An animal reserve in Kent in Britain has welcomed a newborn Przewalski’s horse foal to its herd.
The filly foal was born at , one of Kent’s most popular visitor attractions, just over two weeks ago.
Her arrival is very special news for the species, and she is the second of the endangered breed to be born at the park in 2015, following a who was born in August.
Head of Hoofstock Section, Bob Savill, said: “We’re delighted to welcome this super little girl to our herd of Przewalski horses. She will help ensure the survival of the species, which was once virtually wiped out. We’re so pleased with our recent breeding successes with Przewalski’s horses and to have two foals born in a year is spectacular!”
Native to Mongolia, the Przewalski horse was declared extinct in the wild in the 1970s. Through one of the most successful co-operative breeding programmes ever run, the species was successfully bred in captivity and protected. After positive reintroductions to the wild the horses were classed by the IUCN as critically endangered, before their status was revised to endangered in 2011.
“This little foal is doing really well and it’s lovely to watch her finding her feet and becoming bolder on a daily basis,” Savill said.

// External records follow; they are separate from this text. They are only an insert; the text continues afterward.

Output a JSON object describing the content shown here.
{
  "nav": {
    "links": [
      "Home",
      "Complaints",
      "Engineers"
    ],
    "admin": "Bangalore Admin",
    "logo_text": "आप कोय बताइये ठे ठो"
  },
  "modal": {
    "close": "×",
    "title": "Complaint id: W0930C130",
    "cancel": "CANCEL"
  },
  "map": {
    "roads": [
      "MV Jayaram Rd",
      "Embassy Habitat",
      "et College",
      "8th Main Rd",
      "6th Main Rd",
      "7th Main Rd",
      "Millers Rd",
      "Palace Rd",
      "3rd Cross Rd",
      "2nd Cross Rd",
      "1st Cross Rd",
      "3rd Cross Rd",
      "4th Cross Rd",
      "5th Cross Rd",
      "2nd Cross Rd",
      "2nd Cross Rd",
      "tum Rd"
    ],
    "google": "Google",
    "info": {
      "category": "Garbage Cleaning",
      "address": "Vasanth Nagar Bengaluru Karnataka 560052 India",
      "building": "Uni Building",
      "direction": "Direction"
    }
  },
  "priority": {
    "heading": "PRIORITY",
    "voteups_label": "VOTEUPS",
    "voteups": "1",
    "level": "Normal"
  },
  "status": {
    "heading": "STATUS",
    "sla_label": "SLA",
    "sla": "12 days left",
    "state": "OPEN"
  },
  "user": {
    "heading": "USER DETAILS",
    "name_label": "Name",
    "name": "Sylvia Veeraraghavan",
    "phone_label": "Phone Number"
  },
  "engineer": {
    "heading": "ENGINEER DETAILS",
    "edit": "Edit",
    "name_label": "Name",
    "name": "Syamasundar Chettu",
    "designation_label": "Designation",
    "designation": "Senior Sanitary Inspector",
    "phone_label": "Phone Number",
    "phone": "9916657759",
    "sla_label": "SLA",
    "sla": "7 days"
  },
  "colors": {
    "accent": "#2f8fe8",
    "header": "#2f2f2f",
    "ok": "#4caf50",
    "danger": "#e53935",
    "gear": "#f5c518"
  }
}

“We’ve chosen a selection of names for her and thought it would be really nice to get our visitors to choose their favourite via our social media pages.”
The names to choose from are:
- Lungta (meaning wind horse in Tibetan)
- Jangar (mongolian epic)
- Arguut (a town)
- Altay (a mountain range)
- Aranjagaan (from a traditional Mongolian epic)
Followers are encouraged to vote for their favourite on the reserve’s Facebook page, and the name with the most votes or comments will be chosen at the end of the month.
Visitors to the reserve, near Ashford will be able to see the foal and the herd of wild horses on the Asian Experience, when they jump on board a safari truck at Basecamp to enjoy a safari.
The Port Lympne Reserve works with The Aspinall Foundation, a world leading conservation charity. Profits from accommodation at Port Lympne Reserve go towards helping The Aspinall Foundation’s efforts to save rare and endangered species, both in the UK and overseas.
The Aspinall Foundation manages conservation projects in Congo, Gabon, Indonesia and Madagascar, as well as providing financial support to various partner projects around the world. The conservation charity’s important work helps prevent some of the most endangered species on the planet from becoming extinct.